(Page and application data records)

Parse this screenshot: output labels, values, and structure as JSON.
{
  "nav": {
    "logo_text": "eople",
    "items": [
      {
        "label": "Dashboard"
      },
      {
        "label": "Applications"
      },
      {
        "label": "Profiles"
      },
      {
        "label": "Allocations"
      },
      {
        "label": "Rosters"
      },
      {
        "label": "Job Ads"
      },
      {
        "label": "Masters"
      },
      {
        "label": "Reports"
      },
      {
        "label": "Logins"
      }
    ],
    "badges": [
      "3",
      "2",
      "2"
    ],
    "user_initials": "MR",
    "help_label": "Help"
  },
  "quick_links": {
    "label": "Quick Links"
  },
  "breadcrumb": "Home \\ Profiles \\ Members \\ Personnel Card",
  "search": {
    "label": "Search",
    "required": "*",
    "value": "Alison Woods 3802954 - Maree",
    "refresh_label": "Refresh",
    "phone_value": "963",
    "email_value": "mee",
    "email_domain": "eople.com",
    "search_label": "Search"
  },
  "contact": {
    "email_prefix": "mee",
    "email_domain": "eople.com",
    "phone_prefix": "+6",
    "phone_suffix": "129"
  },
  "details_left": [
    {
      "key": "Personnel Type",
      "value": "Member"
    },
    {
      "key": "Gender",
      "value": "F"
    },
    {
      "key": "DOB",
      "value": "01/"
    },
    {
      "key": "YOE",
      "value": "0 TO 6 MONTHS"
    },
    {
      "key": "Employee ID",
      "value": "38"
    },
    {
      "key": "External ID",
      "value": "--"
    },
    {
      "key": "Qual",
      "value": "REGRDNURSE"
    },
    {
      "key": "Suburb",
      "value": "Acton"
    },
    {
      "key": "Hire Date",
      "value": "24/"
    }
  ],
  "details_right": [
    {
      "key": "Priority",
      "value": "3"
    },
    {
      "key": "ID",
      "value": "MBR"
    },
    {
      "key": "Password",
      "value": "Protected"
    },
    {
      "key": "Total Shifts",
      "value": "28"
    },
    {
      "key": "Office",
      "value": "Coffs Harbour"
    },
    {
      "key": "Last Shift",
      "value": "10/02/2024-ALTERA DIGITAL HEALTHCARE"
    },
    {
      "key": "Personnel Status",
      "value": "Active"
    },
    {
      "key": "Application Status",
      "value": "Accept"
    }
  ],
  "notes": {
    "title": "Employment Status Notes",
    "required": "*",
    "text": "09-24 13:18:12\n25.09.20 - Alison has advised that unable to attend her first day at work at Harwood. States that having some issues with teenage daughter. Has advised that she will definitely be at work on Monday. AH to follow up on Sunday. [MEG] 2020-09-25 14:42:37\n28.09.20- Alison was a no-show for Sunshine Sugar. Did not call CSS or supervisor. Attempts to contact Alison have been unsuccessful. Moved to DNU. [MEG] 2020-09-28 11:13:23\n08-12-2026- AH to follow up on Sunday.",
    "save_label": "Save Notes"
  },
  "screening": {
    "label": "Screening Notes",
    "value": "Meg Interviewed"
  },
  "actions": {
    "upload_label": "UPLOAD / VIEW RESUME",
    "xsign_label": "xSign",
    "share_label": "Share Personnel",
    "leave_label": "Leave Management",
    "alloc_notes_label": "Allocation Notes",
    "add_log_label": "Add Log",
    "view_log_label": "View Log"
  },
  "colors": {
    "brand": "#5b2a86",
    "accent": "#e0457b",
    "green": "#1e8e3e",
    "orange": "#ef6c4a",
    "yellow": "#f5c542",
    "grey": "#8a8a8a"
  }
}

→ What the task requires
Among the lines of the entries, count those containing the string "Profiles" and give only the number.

→ Solution
2